To do: Report each line of the entries below that includes "Clicks".

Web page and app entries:
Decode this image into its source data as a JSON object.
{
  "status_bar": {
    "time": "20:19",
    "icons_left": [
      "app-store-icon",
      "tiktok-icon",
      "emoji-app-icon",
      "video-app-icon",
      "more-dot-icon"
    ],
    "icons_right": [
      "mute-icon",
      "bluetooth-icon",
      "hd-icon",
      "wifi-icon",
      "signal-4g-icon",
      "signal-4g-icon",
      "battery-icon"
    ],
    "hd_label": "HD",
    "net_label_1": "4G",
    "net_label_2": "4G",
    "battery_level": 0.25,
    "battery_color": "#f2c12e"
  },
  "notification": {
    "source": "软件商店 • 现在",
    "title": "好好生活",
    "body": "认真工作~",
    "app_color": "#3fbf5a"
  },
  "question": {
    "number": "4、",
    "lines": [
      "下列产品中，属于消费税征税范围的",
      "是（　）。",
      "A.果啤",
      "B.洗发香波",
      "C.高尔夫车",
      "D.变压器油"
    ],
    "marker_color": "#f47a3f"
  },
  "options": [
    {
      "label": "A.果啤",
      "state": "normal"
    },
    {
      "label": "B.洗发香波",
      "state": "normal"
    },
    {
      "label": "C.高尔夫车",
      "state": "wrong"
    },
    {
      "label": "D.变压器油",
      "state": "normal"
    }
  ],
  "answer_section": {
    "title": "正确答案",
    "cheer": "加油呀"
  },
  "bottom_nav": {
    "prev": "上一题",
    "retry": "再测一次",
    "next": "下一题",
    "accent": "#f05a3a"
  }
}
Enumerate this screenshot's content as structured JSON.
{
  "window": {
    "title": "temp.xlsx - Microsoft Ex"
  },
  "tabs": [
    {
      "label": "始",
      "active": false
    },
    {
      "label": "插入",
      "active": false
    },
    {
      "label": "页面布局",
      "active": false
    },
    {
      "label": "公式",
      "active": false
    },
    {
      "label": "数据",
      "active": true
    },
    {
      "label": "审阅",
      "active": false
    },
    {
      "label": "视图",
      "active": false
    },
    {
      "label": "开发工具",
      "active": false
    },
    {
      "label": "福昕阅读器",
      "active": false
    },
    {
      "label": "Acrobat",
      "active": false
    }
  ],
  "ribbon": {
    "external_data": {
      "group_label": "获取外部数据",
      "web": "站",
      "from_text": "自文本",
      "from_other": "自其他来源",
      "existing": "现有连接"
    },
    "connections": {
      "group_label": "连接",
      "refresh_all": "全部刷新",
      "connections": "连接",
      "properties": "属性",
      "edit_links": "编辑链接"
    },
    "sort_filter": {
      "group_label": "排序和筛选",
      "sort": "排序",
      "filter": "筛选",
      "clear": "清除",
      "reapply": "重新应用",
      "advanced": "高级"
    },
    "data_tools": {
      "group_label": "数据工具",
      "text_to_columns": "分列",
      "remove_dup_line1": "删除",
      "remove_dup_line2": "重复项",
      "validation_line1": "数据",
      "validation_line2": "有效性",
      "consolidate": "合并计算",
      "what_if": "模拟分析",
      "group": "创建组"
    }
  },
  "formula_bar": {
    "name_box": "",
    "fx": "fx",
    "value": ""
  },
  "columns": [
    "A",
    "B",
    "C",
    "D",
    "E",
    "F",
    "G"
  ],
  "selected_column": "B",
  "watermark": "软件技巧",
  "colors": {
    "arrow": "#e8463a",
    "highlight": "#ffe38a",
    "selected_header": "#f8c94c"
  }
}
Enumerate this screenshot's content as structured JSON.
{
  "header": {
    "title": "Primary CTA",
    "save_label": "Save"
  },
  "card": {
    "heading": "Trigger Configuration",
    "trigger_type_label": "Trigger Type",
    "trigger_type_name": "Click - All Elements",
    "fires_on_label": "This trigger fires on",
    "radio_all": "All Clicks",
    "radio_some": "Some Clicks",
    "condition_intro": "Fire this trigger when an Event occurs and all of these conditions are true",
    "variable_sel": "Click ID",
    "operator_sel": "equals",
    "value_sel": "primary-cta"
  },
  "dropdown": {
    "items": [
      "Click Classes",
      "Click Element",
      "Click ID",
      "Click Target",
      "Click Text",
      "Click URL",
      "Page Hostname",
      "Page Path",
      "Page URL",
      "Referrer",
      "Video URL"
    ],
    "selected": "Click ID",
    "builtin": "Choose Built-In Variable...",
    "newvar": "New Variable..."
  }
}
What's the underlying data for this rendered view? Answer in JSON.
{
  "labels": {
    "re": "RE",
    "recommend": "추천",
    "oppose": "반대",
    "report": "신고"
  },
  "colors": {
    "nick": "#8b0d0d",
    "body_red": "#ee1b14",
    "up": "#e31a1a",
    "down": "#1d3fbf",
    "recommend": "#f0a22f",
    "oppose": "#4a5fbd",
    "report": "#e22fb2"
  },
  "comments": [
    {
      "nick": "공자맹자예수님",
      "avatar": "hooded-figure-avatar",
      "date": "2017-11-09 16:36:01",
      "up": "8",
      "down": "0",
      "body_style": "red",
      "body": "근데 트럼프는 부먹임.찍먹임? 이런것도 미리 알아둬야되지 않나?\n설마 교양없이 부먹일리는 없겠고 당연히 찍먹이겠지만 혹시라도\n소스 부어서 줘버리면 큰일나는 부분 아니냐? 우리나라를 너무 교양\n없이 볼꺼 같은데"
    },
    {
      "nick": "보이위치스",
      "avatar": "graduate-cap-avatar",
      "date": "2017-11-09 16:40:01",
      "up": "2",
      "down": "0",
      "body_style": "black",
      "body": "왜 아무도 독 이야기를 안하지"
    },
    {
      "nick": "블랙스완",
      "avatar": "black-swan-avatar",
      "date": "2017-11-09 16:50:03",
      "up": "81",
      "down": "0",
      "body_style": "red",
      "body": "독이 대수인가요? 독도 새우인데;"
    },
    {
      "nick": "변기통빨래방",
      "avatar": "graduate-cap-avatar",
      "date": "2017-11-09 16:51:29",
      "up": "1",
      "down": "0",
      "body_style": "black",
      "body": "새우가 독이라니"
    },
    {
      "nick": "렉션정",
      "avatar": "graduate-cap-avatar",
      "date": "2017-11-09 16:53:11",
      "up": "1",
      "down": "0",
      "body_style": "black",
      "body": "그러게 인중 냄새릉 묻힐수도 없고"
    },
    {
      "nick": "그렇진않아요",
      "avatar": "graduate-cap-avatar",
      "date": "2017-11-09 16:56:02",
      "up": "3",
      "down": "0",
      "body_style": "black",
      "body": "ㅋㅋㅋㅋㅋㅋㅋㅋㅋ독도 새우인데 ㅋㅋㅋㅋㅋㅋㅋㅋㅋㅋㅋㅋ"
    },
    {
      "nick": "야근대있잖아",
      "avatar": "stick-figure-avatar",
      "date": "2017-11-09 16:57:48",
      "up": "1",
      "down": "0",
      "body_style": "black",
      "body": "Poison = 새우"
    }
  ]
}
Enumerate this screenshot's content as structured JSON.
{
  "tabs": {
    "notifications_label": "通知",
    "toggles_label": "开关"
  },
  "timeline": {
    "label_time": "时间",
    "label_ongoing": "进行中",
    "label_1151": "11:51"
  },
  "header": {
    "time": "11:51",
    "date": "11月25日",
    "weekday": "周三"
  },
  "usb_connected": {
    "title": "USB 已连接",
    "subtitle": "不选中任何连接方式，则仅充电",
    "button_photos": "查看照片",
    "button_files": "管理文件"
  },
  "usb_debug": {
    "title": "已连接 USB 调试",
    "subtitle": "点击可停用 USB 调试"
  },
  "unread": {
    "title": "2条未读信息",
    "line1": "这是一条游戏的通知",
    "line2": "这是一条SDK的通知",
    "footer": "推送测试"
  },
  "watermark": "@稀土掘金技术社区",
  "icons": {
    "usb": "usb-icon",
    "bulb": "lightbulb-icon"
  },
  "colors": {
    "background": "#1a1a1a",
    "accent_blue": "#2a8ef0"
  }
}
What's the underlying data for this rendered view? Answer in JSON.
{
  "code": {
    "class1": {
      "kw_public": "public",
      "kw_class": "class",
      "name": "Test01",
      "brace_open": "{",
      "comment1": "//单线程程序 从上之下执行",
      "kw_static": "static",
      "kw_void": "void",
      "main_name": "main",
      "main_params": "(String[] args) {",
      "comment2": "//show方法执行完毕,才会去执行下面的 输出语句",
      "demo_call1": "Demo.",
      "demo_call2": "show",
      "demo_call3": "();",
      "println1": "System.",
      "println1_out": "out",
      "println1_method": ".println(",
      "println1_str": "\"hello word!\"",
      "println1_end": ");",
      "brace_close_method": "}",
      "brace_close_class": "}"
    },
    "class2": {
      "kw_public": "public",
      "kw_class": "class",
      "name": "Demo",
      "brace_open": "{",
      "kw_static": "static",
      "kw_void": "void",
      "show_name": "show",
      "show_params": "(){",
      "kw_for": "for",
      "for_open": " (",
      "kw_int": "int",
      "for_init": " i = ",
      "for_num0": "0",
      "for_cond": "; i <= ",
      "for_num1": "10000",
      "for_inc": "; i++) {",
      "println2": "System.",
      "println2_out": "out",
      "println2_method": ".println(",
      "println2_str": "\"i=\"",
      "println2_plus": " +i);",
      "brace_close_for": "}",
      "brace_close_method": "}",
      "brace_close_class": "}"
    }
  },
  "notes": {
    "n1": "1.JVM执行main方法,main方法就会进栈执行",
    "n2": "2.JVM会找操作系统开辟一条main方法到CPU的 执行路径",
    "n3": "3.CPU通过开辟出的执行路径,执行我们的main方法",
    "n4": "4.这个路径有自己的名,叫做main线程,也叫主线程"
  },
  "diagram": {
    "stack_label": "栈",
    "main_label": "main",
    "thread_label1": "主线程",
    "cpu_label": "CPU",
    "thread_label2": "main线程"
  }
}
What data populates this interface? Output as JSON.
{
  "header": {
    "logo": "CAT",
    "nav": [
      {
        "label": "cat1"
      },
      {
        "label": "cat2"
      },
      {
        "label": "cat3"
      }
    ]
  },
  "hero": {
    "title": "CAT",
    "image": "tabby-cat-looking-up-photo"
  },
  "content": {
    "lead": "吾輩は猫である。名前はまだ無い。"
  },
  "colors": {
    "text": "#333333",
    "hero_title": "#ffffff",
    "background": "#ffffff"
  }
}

Solution to the exercise:
    "radio_all": "All Clicks",
    "radio_some": "Some Clicks",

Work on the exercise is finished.